CBC News has learned Doug Keshen and his law firm Keshen and Major are being investigated after complaints about the treatment of residential school survivors.

The Indian Residential Schools Adjudication Secretariat launched the investigation into the Kenora law firm based on information provided by four residential school survivors in northern Ontario.

A spokesperson said the information provided by survivors raises various types of concerns "including, without limitation, that the Keshen firm may have provided loans directly to (residential school) claimants and/or facilitated loans with third party lenders (in some cases, with very high interest rates/administration fees) and then repaid loans/interest/administration fees directly from claimants...settlement proceeds."

"I believed this would ease their stress..."

In an interview with CBC News, Keshen said he has done nothing wrong.

"At no time did I personally receive any financial benefit when the loans were negotiated between the loaning institution and the client," Keshen said.

Keshen said he provided advances to some of his clients on the funds he expected them to receive through their claims.

"I believed that this would ease their stress and angry and frustration at the process for having to wait so long for their award of compensation," he said, adding he was "unaware" of any restrictions prohibiting the activity.

"I just wasn't aware of any provision that spoke about that issue," he said. "If they ask me about that, (during the course of the investigation), I'll simply tell them that."

"All her pain wasn't worth it..."

The secretariat said it has passed the information about the concerns on to the Ontario Superior Court for further investigation.

"The chief adjudicator supports the court monitor taking steps to protect claimants from practices which do not comply with the Indian Residential Settlement Agreement," spokesperson Michael Tansey said in an email to CBC.

Last week a small group of protesters, unrelated to the formal investigation, gathered outside Keshen's Kenora office.

Darlene Necan said Keshen mishandled her mother's claim by promising the 74-year-old survivor thousands of dollars more than she eventually received.

"And all I could think of was three generations of pure misery and all the hurt, all the pain all the anger my mom went through was only worth that much?" Necan said. "And mom was so honest through it all, all her pain wasn't worth it to be taken seriously."

Keshen said he wouldn't speak specifically about that case unless Necan signed a waiver, but he said he respects her and the other protesters.

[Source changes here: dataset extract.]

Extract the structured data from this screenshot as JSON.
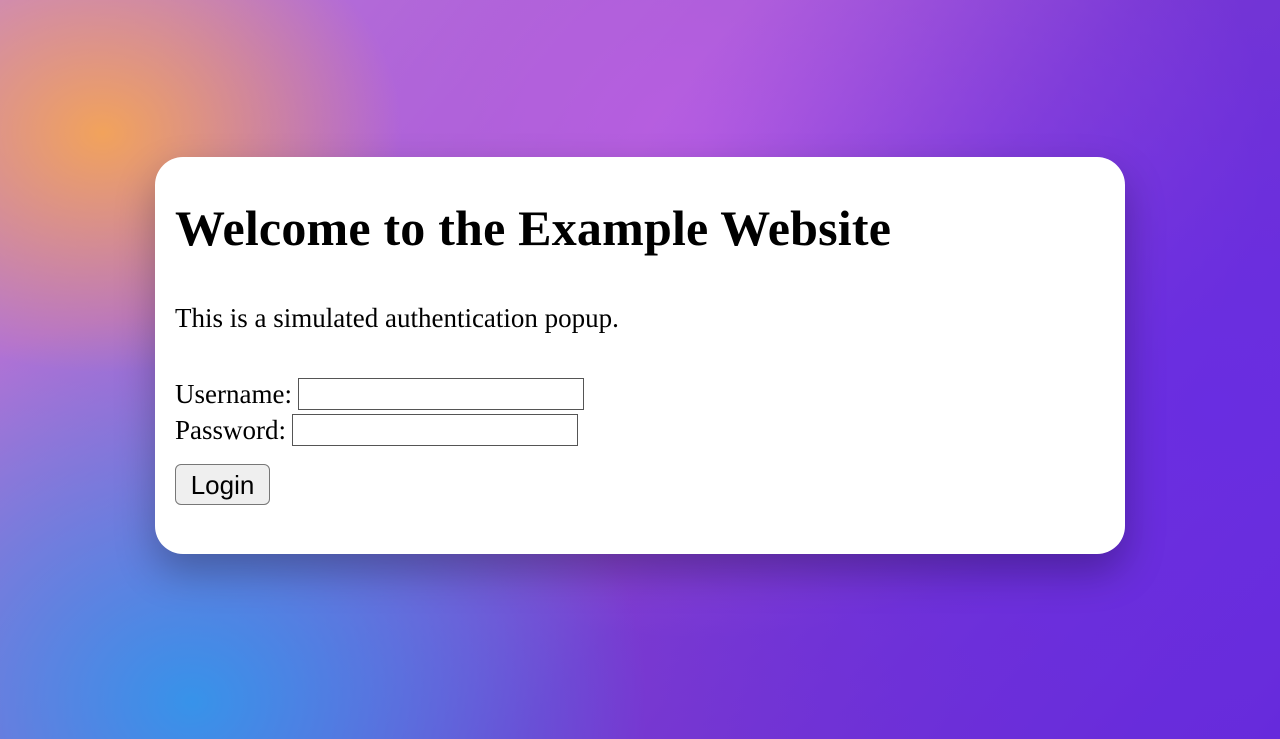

"We all know the process had been horribly, horribly slow and frustrating," he said. "You know these are people that have waited and have experienced abuse and they're very, very frustrated and that's the way it is. I agree with them."